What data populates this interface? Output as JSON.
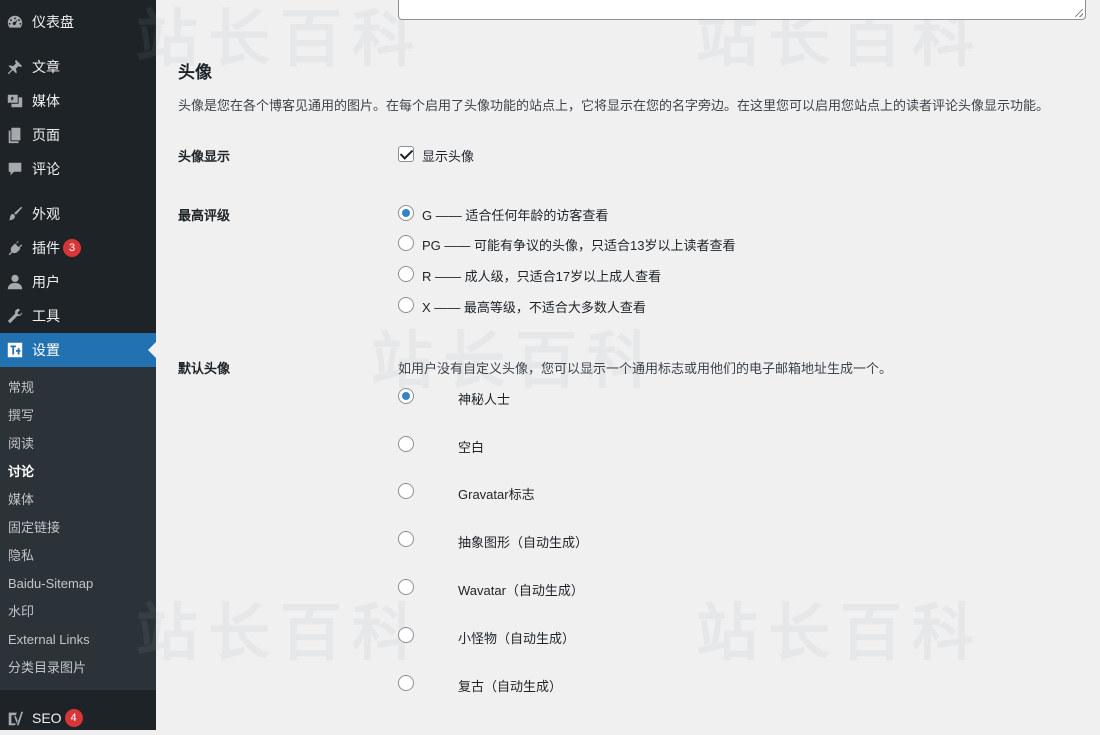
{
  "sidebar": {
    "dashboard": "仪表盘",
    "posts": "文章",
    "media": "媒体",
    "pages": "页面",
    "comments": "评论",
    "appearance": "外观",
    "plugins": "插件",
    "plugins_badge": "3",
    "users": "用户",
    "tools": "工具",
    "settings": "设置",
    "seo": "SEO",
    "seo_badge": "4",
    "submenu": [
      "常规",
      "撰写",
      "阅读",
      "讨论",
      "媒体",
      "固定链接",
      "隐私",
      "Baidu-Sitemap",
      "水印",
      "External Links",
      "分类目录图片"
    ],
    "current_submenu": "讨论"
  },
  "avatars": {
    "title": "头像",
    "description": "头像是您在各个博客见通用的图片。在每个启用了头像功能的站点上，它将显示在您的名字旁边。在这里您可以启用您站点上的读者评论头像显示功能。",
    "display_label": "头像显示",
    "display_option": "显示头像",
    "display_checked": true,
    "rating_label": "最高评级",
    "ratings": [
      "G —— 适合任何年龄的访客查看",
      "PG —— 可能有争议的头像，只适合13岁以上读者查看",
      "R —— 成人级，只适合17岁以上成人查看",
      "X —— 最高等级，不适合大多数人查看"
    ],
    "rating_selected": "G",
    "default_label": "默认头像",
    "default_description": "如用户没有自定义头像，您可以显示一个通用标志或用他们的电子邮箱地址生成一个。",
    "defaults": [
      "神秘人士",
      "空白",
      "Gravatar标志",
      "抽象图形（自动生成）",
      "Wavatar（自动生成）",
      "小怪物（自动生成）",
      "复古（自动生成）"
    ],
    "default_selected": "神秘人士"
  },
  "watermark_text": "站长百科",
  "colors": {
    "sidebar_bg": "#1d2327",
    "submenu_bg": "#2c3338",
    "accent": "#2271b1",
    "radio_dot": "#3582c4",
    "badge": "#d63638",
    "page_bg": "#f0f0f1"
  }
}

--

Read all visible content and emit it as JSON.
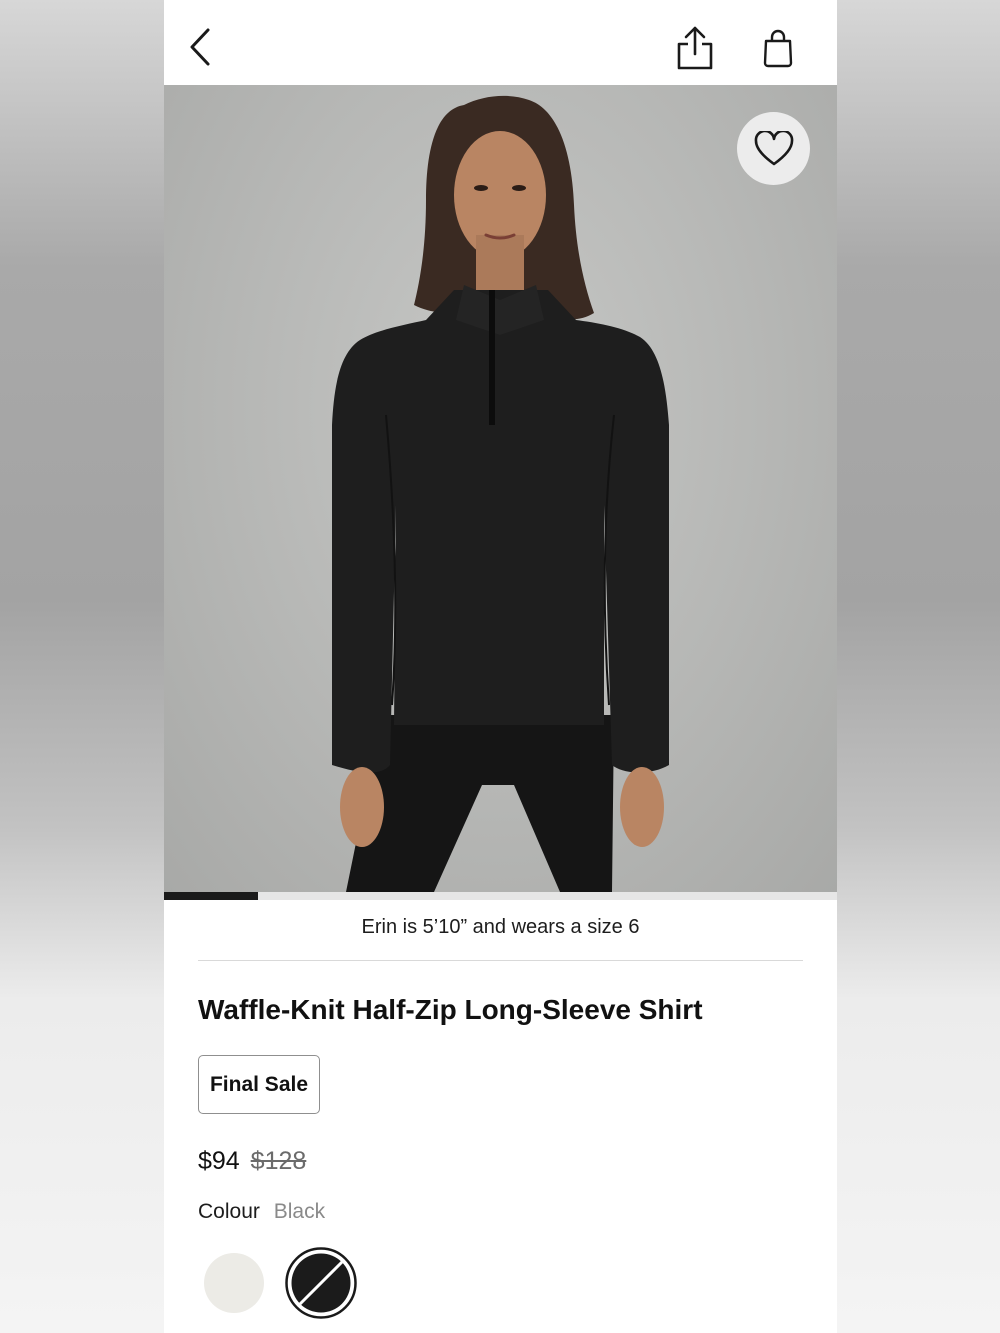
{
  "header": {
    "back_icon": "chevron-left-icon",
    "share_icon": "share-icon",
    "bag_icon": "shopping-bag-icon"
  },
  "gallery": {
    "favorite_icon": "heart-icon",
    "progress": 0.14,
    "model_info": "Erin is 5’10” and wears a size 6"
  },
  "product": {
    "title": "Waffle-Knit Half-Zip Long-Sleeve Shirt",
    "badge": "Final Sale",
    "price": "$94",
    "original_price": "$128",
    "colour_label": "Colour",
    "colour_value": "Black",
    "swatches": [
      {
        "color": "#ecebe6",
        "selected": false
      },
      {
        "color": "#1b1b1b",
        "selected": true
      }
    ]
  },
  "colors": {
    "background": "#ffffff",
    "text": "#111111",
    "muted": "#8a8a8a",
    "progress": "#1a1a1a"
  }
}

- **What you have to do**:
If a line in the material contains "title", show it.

- **Solved exercise**:
    "title": "头像",
    "title": "Waffle-Knit Half-Zip Long-Sleeve Shirt",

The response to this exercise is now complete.